_Exercise_: Report every line of the records below that contains the word "will".

###

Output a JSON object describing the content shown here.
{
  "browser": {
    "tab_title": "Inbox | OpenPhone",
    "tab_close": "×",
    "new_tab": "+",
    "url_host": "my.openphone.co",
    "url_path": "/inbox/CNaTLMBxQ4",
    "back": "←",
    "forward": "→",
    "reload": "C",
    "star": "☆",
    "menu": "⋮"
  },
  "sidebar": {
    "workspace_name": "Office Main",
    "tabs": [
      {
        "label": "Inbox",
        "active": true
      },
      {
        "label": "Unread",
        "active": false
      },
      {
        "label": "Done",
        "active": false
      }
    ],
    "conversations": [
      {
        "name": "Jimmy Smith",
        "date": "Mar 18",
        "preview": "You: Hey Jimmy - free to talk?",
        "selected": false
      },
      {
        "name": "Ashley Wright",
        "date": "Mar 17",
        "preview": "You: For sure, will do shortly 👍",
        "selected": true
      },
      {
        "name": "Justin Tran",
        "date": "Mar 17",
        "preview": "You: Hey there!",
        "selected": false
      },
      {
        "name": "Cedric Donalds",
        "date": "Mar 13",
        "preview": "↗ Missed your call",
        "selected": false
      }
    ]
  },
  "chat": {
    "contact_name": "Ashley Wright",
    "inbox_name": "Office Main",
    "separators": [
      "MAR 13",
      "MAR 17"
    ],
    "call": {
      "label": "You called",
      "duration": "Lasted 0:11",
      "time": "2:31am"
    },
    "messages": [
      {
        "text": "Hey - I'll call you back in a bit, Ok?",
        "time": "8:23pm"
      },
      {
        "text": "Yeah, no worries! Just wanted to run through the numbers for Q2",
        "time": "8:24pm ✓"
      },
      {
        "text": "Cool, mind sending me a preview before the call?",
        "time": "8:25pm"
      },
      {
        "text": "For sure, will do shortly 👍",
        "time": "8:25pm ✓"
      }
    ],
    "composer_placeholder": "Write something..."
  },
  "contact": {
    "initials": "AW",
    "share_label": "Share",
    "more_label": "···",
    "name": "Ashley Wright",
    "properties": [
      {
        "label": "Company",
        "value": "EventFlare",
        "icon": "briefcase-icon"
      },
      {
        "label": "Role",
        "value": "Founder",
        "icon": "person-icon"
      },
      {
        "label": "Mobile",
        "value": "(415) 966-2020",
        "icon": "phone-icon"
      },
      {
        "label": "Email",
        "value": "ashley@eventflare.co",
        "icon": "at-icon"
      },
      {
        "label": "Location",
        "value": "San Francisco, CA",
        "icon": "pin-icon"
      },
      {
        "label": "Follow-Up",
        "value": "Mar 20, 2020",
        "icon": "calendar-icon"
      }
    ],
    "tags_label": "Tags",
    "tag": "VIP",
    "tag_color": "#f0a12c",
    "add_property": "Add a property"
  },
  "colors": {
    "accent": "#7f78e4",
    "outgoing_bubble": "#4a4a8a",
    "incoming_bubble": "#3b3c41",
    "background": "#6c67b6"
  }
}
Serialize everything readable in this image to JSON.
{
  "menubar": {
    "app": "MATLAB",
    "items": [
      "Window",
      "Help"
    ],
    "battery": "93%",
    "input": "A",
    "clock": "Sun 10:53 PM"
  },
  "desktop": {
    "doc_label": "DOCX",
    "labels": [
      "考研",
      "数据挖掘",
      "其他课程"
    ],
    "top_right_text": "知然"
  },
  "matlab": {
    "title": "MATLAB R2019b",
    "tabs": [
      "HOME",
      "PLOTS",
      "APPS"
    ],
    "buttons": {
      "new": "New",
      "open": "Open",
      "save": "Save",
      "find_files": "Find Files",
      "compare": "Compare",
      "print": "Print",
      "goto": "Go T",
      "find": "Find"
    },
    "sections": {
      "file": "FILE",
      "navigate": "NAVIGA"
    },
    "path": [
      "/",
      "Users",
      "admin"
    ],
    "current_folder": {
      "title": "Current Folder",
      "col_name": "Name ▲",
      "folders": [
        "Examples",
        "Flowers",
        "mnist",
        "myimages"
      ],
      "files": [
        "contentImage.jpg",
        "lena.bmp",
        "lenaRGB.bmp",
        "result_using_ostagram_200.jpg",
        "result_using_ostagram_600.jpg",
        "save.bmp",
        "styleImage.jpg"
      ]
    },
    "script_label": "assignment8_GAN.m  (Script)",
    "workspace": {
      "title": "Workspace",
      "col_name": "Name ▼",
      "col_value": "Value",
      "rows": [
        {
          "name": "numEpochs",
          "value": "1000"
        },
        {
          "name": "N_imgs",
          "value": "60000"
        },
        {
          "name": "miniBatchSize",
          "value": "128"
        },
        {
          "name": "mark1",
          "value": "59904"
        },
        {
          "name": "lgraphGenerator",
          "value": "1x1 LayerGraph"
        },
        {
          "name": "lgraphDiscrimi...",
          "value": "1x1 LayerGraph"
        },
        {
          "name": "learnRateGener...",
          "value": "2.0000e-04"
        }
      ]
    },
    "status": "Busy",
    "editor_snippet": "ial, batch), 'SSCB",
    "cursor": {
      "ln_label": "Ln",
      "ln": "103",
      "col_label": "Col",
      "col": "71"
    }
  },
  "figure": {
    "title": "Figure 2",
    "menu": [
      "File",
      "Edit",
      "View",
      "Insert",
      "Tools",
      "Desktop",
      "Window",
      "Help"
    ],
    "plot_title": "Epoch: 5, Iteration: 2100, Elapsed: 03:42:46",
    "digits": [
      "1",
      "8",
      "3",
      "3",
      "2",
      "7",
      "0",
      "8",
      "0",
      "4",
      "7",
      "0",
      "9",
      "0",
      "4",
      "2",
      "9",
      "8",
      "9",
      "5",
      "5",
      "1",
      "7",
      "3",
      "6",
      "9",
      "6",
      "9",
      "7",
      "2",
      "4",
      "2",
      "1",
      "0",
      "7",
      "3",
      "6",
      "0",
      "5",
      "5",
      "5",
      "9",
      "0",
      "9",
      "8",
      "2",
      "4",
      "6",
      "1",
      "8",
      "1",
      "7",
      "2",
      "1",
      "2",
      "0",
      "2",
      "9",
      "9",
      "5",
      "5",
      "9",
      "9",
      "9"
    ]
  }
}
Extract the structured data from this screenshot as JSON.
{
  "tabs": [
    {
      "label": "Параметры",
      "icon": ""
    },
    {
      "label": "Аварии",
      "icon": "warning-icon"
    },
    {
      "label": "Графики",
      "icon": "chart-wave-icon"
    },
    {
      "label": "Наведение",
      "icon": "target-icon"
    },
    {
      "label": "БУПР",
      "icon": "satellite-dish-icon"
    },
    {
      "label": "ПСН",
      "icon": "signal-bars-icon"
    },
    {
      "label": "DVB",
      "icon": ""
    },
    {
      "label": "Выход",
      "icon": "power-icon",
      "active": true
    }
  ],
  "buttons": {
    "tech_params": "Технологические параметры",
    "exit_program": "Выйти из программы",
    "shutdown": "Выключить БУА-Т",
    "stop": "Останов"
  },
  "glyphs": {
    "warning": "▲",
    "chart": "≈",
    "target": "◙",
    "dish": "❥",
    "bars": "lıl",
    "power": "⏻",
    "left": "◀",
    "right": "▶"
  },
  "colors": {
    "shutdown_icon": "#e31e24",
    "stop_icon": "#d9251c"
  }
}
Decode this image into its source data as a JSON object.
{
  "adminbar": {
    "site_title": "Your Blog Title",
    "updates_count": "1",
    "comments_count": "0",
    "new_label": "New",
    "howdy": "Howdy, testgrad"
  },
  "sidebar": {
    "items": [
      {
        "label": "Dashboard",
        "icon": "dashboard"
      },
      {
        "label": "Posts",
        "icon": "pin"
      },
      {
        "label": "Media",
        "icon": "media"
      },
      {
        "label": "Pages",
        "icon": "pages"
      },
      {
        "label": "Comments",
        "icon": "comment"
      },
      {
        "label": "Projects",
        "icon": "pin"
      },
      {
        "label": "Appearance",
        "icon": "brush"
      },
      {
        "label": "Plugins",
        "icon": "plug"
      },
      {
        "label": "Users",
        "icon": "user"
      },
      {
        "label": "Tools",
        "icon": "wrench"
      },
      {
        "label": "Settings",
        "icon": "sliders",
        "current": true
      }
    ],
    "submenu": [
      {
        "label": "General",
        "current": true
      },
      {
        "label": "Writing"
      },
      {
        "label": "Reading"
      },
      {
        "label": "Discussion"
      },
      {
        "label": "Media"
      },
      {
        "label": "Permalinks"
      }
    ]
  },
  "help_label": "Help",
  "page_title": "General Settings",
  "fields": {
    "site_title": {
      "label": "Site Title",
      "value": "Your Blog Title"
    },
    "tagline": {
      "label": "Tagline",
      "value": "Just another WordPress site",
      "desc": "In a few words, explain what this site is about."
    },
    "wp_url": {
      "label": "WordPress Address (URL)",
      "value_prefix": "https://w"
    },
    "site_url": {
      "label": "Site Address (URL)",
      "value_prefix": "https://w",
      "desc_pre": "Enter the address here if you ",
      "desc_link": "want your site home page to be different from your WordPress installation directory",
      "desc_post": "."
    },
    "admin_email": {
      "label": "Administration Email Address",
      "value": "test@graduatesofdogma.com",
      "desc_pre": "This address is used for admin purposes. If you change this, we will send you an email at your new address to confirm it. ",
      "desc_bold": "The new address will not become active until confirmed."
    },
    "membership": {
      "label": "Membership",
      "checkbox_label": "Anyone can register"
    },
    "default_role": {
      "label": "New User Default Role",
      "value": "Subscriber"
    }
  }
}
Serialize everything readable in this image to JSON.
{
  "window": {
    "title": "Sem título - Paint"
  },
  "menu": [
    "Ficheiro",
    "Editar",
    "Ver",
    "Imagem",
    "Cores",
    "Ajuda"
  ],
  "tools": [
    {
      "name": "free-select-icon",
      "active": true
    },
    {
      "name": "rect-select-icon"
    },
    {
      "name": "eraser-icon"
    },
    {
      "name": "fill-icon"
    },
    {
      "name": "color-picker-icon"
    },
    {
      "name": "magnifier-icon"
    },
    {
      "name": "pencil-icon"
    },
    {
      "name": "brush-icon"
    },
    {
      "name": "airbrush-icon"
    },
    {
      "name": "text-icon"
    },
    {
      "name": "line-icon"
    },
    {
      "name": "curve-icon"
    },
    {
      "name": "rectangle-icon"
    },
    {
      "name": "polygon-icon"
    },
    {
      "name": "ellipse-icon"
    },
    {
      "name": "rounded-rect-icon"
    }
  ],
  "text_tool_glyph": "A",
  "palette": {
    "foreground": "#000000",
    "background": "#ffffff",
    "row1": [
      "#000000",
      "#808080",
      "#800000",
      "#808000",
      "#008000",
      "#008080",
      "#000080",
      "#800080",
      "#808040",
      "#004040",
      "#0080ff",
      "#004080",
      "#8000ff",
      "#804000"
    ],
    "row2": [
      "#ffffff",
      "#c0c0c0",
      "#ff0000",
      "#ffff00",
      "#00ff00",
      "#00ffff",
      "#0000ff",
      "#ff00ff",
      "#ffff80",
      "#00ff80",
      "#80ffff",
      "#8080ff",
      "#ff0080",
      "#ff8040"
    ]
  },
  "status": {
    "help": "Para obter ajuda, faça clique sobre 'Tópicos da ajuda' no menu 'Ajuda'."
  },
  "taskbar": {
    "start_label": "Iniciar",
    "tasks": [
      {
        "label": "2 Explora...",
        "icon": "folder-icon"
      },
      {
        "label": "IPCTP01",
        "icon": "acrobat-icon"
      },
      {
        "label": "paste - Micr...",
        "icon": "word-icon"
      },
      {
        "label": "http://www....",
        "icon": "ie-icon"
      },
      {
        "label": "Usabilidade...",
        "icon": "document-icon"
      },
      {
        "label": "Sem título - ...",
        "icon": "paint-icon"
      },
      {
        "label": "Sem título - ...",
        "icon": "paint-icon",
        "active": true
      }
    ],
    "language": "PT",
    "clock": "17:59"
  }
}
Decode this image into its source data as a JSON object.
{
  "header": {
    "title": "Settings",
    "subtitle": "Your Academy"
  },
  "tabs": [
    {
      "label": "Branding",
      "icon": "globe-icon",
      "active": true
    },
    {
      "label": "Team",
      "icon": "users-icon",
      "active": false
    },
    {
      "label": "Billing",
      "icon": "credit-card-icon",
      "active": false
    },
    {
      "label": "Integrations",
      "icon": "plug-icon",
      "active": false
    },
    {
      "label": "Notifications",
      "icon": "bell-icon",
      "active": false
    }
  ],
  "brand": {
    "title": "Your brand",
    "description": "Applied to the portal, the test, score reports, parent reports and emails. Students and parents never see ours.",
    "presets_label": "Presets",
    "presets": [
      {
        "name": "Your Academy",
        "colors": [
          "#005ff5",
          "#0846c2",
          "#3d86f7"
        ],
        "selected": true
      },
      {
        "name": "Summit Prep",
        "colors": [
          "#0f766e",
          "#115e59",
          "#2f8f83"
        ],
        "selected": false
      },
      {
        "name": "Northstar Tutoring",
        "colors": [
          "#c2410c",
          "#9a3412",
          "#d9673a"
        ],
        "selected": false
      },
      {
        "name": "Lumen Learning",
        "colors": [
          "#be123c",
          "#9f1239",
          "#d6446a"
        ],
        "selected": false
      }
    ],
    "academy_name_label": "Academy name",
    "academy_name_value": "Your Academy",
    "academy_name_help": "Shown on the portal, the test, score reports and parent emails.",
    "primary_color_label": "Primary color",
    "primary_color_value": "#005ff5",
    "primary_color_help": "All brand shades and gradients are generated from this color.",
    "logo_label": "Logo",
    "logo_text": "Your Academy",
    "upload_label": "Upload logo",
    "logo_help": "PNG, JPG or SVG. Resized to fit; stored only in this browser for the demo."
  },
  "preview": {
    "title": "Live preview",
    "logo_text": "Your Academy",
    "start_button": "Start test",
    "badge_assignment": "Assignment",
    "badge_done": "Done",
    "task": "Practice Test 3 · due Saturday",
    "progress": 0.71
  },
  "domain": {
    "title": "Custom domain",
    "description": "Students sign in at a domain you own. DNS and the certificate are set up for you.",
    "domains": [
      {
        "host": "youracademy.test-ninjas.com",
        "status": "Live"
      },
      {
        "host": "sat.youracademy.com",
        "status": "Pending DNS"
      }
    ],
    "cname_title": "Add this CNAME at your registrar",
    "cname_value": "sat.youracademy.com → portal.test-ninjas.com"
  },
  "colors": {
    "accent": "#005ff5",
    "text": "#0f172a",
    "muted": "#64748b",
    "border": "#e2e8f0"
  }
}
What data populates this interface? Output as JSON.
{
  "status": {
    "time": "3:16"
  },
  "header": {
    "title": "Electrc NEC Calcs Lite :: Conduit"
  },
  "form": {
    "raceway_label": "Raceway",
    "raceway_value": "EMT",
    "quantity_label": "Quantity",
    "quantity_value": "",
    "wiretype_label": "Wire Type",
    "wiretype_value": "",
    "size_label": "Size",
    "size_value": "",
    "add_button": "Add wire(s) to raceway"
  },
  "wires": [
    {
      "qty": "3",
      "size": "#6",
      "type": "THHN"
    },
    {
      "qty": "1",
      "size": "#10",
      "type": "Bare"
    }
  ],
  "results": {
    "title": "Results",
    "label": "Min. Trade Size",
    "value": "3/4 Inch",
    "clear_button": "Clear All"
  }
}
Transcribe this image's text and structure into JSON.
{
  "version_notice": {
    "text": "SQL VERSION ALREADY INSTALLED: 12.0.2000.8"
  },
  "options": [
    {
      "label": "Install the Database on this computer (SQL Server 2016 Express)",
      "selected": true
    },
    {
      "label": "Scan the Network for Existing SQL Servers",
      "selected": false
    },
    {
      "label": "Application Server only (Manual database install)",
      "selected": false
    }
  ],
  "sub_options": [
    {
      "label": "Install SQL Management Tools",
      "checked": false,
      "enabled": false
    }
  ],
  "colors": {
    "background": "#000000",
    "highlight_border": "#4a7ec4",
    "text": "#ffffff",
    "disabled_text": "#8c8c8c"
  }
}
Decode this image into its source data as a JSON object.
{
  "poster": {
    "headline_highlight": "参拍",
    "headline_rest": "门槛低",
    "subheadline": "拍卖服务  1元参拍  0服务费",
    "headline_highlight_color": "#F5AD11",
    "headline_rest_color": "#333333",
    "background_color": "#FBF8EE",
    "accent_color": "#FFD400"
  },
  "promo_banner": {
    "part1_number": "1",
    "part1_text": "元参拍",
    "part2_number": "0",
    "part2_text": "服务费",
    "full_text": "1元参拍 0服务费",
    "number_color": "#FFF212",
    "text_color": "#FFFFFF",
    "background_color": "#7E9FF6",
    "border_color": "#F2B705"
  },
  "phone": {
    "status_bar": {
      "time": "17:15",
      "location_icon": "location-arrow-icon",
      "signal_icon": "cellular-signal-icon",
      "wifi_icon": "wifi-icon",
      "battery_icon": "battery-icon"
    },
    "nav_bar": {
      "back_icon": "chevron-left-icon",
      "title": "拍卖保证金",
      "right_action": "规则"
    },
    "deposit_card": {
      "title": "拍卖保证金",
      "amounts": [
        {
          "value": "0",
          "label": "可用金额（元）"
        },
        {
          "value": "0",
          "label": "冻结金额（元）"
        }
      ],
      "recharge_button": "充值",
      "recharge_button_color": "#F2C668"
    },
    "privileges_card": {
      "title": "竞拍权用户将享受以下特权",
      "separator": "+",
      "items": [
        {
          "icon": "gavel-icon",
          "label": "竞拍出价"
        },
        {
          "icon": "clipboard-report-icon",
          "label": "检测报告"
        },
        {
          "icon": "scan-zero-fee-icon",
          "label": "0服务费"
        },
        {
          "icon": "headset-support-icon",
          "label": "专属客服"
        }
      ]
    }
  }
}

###

_Result of this exercise_:
        "preview": "You: For sure, will do shortly 👍",
        "text": "For sure, will do shortly 👍",
      "desc_pre": "This address is used for admin purposes. If you change this, we will send you an email at your new address to confirm it. ",
      "desc_bold": "The new address will not become active until confirmed."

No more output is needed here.